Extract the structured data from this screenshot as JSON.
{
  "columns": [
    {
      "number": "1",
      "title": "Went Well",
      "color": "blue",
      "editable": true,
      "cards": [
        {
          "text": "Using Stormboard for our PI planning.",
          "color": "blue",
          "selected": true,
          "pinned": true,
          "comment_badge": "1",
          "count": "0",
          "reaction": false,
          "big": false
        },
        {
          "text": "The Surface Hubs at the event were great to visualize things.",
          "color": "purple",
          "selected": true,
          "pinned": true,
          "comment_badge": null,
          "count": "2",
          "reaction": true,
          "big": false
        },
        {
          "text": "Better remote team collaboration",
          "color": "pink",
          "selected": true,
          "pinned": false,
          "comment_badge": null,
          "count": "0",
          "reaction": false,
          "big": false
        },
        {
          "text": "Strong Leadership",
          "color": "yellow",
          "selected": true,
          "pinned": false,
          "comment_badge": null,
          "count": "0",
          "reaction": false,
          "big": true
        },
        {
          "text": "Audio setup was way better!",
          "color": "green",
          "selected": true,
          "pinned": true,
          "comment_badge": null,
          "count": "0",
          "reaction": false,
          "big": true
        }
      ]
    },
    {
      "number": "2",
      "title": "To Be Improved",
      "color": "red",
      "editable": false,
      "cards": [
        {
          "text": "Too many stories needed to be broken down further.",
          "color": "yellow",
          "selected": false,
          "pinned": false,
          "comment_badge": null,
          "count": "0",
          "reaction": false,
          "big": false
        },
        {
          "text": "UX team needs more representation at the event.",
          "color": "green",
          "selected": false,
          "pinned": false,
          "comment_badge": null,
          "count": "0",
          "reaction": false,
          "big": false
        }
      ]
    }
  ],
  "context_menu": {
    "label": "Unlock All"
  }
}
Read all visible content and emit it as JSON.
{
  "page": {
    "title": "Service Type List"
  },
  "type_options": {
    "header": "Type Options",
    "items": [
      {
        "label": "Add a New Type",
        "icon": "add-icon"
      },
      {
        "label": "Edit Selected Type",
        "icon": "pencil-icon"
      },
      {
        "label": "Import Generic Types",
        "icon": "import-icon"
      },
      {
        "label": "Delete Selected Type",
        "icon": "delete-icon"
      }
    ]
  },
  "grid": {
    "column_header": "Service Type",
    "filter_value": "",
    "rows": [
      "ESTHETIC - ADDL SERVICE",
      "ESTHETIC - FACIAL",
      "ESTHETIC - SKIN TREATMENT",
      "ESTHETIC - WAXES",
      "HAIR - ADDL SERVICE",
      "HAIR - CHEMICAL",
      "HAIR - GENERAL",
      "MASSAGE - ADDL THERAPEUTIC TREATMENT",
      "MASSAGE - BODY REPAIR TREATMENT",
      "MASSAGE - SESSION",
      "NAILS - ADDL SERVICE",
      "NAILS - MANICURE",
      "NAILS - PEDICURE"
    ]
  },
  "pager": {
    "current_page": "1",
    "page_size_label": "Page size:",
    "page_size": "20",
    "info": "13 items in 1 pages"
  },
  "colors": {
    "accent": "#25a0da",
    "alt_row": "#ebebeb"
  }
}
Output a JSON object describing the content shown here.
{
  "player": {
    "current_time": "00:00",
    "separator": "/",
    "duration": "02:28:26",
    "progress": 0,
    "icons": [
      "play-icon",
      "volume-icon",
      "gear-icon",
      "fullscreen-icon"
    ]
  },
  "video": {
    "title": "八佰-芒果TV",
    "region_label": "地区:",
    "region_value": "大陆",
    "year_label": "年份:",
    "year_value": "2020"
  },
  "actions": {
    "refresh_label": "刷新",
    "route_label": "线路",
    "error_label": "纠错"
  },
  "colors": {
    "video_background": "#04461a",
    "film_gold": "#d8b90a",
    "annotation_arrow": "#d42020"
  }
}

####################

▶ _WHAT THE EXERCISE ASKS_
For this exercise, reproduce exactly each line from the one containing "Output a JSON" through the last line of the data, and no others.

▶ _RESPONSE AREA_
Output a JSON object describing the content shown here.
{
  "player": {
    "current_time": "00:00",
    "separator": "/",
    "duration": "02:28:26",
    "progress": 0,
    "icons": [
      "play-icon",
      "volume-icon",
      "gear-icon",
      "fullscreen-icon"
    ]
  },
  "video": {
    "title": "八佰-芒果TV",
    "region_label": "地区:",
    "region_value": "大陆",
    "year_label": "年份:",
    "year_value": "2020"
  },
  "actions": {
    "refresh_label": "刷新",
    "route_label": "线路",
    "error_label": "纠错"
  },
  "colors": {
    "video_background": "#04461a",
    "film_gold": "#d8b90a",
    "annotation_arrow": "#d42020"
  }
}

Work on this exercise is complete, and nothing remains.